Copy everything in the records exactly; the pictures stay out.

*** Opening Data listing ***

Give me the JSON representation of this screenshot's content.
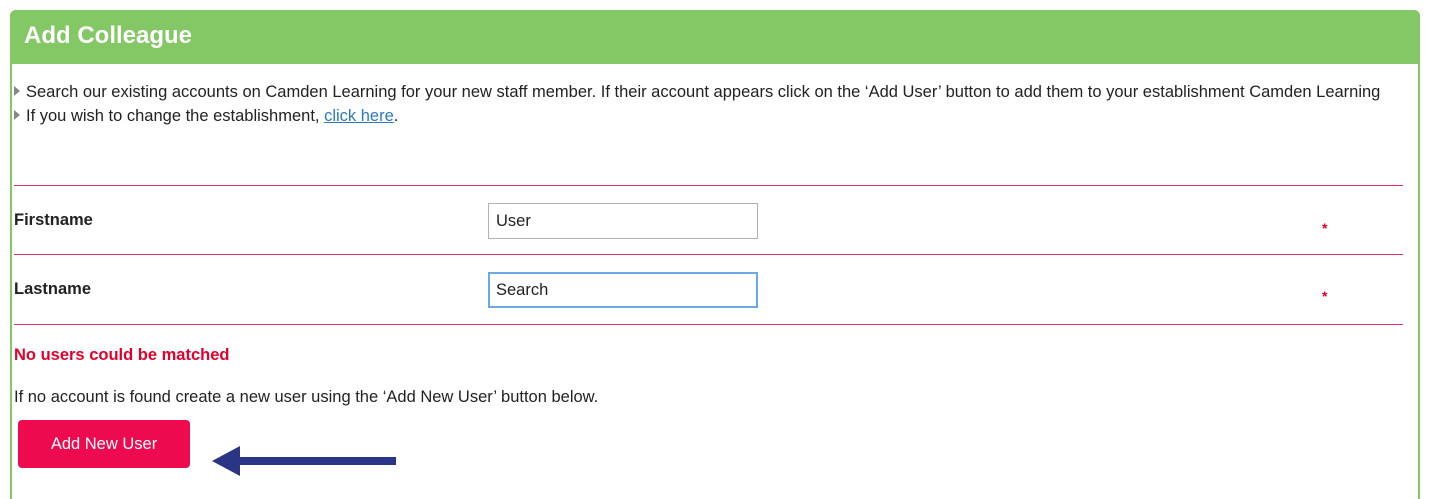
{
  "panel": {
    "title": "Add Colleague"
  },
  "intro": {
    "line1": "Search our existing accounts on Camden Learning for your new staff member. If their account appears click on the ‘Add User’ button to add them to your establishment Camden Learning",
    "line2_prefix": "If you wish to change the establishment, ",
    "line2_link": "click here",
    "line2_suffix": "."
  },
  "form": {
    "firstname": {
      "label": "Firstname",
      "value": "User",
      "required_mark": "*"
    },
    "lastname": {
      "label": "Lastname",
      "value": "Search",
      "required_mark": "*"
    }
  },
  "results": {
    "message": "No users could be matched",
    "hint": "If no account is found create a new user using the ‘Add New User’ button below."
  },
  "actions": {
    "add_new_user_label": "Add New User"
  },
  "colors": {
    "header_green": "#84c866",
    "accent_red": "#ee0a4e",
    "divider_pink": "#e03060",
    "link_blue": "#2a7ac0",
    "arrow_navy": "#2b3585"
  }
}
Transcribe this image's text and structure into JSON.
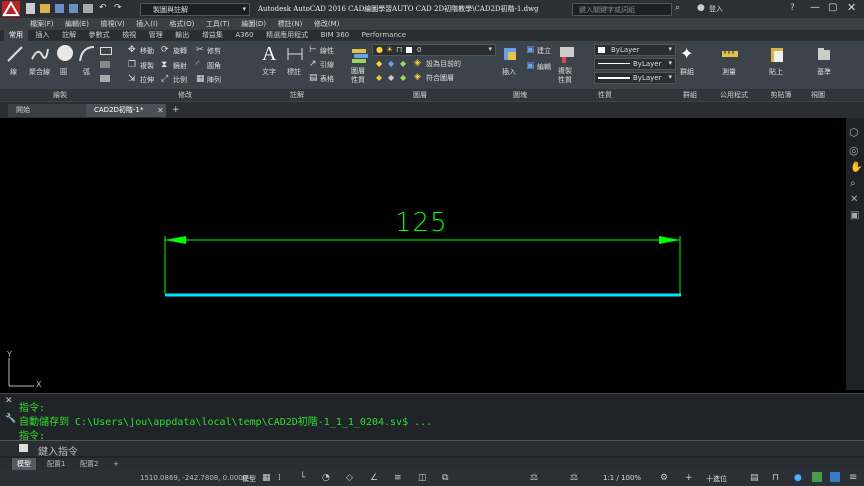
{
  "window": {
    "title": "Autodesk AutoCAD 2016   CAD繪圖學習AUTO CAD 2D初階教學\\CAD2D初階-1.dwg",
    "workspace": "製圖與註解",
    "search_placeholder": "鍵入關鍵字或詞組",
    "login": "登入"
  },
  "menu": [
    "檔案(F)",
    "編輯(E)",
    "檢視(V)",
    "插入(I)",
    "格式(O)",
    "工具(T)",
    "繪圖(D)",
    "標註(N)",
    "修改(M)"
  ],
  "ribbon_tabs": [
    "常用",
    "插入",
    "註解",
    "參數式",
    "檢視",
    "管理",
    "輸出",
    "增益集",
    "A360",
    "精選應用程式",
    "BIM 360",
    "Performance"
  ],
  "ribbon": {
    "draw": {
      "line": "線",
      "polyline": "聚合線",
      "circle": "圓",
      "arc": "弧"
    },
    "modify": {
      "move": "移動",
      "rotate": "旋轉",
      "trim": "修剪",
      "copy": "複製",
      "mirror": "鏡射",
      "fillet": "圓角",
      "stretch": "拉伸",
      "scale": "比例",
      "array": "陣列"
    },
    "annotation": {
      "text": "文字",
      "dimension": "標註",
      "leader": "引線",
      "table": "表格",
      "linear": "線性"
    },
    "layers": {
      "layer_props": "圖層性質",
      "layer_current": "設為目前的",
      "match_layer": "符合圖層",
      "layer_name": "0"
    },
    "block": {
      "insert": "插入",
      "create": "建立",
      "edit": "編輯"
    },
    "properties": {
      "match": "複製性質",
      "color": "ByLayer",
      "linetype": "ByLayer",
      "lineweight": "ByLayer"
    },
    "groups": {
      "group": "群組"
    },
    "utilities": {
      "measure": "測量"
    },
    "clipboard": {
      "paste": "貼上"
    },
    "view": {
      "base": "基準"
    }
  },
  "panel_labels": [
    "繪製",
    "修改",
    "註解",
    "圖層",
    "圖塊",
    "性質",
    "群組",
    "公用程式",
    "剪貼簿",
    "視圖"
  ],
  "file_tabs": {
    "start": "開始",
    "drawing": "CAD2D初階-1*"
  },
  "drawing": {
    "dimension_text": "125",
    "line_color": "#00e5ff",
    "dim_color": "#00ff00"
  },
  "ucs": {
    "x": "X",
    "y": "Y"
  },
  "command": {
    "lines": [
      "指令:",
      "自動儲存到 C:\\Users\\jou\\appdata\\local\\temp\\CAD2D初階-1_1_1_0204.sv$ ...",
      "指令:"
    ],
    "placeholder": "鍵入指令"
  },
  "layout_tabs": [
    "模型",
    "配置1",
    "配置2"
  ],
  "status": {
    "coords": "1510.0869, -242.7808, 0.0000",
    "model": "模型",
    "scale": "1:1 / 100%",
    "units": "十進位"
  }
}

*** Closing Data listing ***

== Solution ==
Give me the JSON representation of this screenshot's content.
{
  "panel": {
    "title": "Add Colleague"
  },
  "intro": {
    "line1": "Search our existing accounts on Camden Learning for your new staff member. If their account appears click on the ‘Add User’ button to add them to your establishment Camden Learning",
    "line2_prefix": "If you wish to change the establishment, ",
    "line2_link": "click here",
    "line2_suffix": "."
  },
  "form": {
    "firstname": {
      "label": "Firstname",
      "value": "User",
      "required_mark": "*"
    },
    "lastname": {
      "label": "Lastname",
      "value": "Search",
      "required_mark": "*"
    }
  },
  "results": {
    "message": "No users could be matched",
    "hint": "If no account is found create a new user using the ‘Add New User’ button below."
  },
  "actions": {
    "add_new_user_label": "Add New User"
  },
  "colors": {
    "header_green": "#84c866",
    "accent_red": "#ee0a4e",
    "divider_pink": "#e03060",
    "link_blue": "#2a7ac0",
    "arrow_navy": "#2b3585"
  }
}
Transcribe this image's text and structure into JSON.
{
  "window": {
    "title": "Autodesk AutoCAD 2016   CAD繪圖學習AUTO CAD 2D初階教學\\CAD2D初階-1.dwg",
    "workspace": "製圖與註解",
    "search_placeholder": "鍵入關鍵字或詞組",
    "login": "登入"
  },
  "menu": [
    "檔案(F)",
    "編輯(E)",
    "檢視(V)",
    "插入(I)",
    "格式(O)",
    "工具(T)",
    "繪圖(D)",
    "標註(N)",
    "修改(M)"
  ],
  "ribbon_tabs": [
    "常用",
    "插入",
    "註解",
    "參數式",
    "檢視",
    "管理",
    "輸出",
    "增益集",
    "A360",
    "精選應用程式",
    "BIM 360",
    "Performance"
  ],
  "ribbon": {
    "draw": {
      "line": "線",
      "polyline": "聚合線",
      "circle": "圓",
      "arc": "弧"
    },
    "modify": {
      "move": "移動",
      "rotate": "旋轉",
      "trim": "修剪",
      "copy": "複製",
      "mirror": "鏡射",
      "fillet": "圓角",
      "stretch": "拉伸",
      "scale": "比例",
      "array": "陣列"
    },
    "annotation": {
      "text": "文字",
      "dimension": "標註",
      "leader": "引線",
      "table": "表格",
      "linear": "線性"
    },
    "layers": {
      "layer_props": "圖層性質",
      "layer_current": "設為目前的",
      "match_layer": "符合圖層",
      "layer_name": "0"
    },
    "block": {
      "insert": "插入",
      "create": "建立",
      "edit": "編輯"
    },
    "properties": {
      "match": "複製性質",
      "color": "ByLayer",
      "linetype": "ByLayer",
      "lineweight": "ByLayer"
    },
    "groups": {
      "group": "群組"
    },
    "utilities": {
      "measure": "測量"
    },
    "clipboard": {
      "paste": "貼上"
    },
    "view": {
      "base": "基準"
    }
  },
  "panel_labels": [
    "繪製",
    "修改",
    "註解",
    "圖層",
    "圖塊",
    "性質",
    "群組",
    "公用程式",
    "剪貼簿",
    "視圖"
  ],
  "file_tabs": {
    "start": "開始",
    "drawing": "CAD2D初階-1*"
  },
  "drawing": {
    "dimension_text": "125",
    "line_color": "#00e5ff",
    "dim_color": "#00ff00"
  },
  "ucs": {
    "x": "X",
    "y": "Y"
  },
  "command": {
    "lines": [
      "指令:",
      "自動儲存到 C:\\Users\\jou\\appdata\\local\\temp\\CAD2D初階-1_1_1_0204.sv$ ...",
      "指令:"
    ],
    "placeholder": "鍵入指令"
  },
  "layout_tabs": [
    "模型",
    "配置1",
    "配置2"
  ],
  "status": {
    "coords": "1510.0869, -242.7808, 0.0000",
    "model": "模型",
    "scale": "1:1 / 100%",
    "units": "十進位"
  }
}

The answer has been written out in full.